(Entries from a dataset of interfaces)
- Opening Delimiter -

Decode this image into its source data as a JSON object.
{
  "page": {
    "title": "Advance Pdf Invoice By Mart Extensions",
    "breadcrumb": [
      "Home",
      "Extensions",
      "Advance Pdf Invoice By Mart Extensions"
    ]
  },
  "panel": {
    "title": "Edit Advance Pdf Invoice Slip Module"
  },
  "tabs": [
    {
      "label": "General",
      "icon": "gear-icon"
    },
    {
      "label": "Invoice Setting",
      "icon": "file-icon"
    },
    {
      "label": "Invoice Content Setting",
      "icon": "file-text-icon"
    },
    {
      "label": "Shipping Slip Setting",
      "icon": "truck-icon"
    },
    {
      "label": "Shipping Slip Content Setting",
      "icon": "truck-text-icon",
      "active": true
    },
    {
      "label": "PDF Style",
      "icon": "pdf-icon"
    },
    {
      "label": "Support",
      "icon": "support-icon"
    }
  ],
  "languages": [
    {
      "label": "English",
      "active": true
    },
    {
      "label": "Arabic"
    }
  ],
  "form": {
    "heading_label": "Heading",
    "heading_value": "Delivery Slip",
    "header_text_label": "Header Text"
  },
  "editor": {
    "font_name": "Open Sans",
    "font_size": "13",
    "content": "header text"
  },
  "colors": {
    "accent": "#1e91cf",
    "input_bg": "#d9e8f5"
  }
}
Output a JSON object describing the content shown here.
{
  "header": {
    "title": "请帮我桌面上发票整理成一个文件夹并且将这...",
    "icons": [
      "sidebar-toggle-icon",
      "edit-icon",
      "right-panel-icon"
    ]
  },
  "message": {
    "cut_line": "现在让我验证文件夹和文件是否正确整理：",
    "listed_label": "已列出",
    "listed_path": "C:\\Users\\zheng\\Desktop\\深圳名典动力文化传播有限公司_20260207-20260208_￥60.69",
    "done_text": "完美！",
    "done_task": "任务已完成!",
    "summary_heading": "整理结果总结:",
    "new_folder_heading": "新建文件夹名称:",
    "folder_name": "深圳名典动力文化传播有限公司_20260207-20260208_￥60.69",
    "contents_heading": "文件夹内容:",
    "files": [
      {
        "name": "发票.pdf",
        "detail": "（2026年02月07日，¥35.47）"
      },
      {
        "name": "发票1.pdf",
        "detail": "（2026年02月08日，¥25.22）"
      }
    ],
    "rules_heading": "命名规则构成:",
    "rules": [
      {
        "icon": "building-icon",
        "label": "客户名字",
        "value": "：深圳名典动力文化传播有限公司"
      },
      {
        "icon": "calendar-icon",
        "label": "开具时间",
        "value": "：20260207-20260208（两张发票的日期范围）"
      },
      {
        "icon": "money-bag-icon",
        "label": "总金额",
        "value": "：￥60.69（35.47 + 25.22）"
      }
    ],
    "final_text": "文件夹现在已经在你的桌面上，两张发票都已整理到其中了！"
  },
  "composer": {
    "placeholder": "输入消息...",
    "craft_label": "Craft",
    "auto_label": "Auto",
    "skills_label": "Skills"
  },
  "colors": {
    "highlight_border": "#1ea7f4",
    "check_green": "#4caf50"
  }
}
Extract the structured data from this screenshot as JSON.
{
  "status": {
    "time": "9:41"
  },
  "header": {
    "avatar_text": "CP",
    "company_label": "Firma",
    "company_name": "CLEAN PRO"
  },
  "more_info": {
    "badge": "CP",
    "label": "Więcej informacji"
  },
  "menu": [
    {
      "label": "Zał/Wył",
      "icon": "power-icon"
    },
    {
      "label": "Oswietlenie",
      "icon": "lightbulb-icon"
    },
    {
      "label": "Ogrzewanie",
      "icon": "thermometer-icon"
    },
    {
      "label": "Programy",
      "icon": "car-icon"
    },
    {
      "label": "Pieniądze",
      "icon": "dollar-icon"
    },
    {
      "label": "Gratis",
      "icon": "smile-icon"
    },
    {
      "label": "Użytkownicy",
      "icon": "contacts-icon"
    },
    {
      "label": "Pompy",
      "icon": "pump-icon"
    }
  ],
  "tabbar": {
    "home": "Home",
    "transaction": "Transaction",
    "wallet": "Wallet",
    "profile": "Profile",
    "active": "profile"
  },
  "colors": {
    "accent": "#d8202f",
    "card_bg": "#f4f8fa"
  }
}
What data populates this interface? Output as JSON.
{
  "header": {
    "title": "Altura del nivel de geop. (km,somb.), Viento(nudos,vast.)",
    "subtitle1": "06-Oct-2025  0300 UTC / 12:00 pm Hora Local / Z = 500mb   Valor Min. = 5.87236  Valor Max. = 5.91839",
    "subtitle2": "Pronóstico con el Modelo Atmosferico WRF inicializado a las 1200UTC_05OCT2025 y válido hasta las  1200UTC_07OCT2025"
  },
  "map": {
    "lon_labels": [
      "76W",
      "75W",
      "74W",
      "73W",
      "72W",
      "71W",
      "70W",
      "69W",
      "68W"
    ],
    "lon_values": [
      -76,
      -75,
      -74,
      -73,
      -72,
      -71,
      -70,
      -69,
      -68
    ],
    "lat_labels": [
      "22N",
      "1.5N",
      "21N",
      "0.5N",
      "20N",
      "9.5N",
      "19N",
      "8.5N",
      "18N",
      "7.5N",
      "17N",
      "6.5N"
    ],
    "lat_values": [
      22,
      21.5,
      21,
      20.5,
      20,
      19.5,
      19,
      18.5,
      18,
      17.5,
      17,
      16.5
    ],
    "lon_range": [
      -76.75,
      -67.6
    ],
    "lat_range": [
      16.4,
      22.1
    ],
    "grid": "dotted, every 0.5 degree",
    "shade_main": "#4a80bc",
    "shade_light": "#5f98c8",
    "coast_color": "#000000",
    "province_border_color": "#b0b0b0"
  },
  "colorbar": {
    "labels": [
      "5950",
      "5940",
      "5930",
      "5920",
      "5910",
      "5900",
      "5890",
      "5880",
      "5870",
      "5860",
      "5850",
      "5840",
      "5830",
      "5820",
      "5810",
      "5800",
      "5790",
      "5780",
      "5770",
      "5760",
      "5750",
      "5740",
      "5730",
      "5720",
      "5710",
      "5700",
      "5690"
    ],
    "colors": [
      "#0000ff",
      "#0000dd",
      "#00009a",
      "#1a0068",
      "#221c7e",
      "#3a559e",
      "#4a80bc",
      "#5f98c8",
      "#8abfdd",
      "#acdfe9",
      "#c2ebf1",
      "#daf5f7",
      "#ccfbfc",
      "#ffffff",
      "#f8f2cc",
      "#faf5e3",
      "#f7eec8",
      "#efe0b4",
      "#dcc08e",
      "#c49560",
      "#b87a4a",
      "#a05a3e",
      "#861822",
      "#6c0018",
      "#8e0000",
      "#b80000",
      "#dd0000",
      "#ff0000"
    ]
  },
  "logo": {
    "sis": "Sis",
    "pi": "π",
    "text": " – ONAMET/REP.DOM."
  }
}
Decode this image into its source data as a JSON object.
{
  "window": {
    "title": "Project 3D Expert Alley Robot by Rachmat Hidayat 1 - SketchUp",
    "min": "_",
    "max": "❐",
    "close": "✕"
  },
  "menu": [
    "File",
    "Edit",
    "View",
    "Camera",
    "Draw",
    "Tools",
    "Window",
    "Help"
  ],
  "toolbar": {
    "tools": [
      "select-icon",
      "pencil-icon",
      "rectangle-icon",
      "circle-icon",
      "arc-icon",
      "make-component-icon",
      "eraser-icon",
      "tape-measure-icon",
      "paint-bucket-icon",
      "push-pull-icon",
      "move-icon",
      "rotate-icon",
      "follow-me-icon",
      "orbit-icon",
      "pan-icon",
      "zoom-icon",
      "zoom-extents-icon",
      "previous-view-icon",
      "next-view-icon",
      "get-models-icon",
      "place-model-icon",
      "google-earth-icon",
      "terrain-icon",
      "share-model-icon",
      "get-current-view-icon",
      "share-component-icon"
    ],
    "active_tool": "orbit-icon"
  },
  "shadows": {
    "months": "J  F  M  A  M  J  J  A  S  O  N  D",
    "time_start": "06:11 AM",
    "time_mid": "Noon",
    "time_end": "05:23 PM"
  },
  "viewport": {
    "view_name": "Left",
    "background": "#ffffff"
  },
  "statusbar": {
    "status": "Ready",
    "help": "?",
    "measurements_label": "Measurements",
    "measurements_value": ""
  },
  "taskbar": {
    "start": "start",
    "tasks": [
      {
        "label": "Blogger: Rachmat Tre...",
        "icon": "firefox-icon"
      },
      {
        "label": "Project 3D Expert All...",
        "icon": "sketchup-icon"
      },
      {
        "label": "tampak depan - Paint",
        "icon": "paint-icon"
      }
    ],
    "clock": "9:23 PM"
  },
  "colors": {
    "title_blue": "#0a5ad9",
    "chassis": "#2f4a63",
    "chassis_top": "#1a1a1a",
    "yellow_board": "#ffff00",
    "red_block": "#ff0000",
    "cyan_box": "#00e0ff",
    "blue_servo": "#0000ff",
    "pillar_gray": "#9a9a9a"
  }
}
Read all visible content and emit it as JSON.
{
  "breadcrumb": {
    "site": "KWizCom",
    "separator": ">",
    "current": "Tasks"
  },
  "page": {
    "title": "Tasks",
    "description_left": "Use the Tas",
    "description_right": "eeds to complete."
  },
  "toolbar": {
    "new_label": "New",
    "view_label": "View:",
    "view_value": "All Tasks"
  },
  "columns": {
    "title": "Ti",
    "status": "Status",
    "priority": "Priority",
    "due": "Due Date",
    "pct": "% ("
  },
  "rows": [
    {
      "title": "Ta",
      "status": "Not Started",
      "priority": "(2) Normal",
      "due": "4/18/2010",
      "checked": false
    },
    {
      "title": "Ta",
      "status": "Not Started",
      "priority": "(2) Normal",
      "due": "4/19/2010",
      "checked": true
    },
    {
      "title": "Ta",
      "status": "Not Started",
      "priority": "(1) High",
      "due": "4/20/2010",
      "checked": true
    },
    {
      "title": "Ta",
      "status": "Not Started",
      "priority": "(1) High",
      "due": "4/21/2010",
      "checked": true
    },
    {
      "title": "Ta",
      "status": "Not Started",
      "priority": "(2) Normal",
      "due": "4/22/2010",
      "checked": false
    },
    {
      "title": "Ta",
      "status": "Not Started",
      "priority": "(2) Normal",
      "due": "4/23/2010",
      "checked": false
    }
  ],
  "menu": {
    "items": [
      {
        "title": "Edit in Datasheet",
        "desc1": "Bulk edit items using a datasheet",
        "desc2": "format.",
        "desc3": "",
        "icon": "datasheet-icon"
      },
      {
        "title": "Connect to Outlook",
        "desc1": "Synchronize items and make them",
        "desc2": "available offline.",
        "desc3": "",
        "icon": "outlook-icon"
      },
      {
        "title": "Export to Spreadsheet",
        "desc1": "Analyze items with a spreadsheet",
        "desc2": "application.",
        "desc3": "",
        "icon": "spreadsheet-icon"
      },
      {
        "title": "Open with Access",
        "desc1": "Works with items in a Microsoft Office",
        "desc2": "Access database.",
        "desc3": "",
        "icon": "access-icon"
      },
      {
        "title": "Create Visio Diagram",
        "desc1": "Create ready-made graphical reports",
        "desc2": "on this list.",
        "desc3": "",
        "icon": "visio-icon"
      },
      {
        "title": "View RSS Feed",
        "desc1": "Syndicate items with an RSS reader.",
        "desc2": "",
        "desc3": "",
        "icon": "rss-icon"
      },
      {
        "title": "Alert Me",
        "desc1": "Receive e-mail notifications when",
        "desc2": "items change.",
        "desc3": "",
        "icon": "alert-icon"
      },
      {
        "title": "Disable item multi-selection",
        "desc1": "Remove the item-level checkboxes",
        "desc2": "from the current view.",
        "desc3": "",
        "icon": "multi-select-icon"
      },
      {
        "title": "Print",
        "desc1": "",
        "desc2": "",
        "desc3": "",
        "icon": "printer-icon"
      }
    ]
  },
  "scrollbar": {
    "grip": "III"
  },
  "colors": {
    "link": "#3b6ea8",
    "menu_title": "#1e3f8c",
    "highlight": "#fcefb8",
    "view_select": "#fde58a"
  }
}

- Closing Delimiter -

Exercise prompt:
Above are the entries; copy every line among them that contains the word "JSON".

Task solution:
Decode this image into its source data as a JSON object.
Output a JSON object describing the content shown here.
Extract the structured data from this screenshot as JSON.
What data populates this interface? Output as JSON.
Decode this image into its source data as a JSON object.
Read all visible content and emit it as JSON.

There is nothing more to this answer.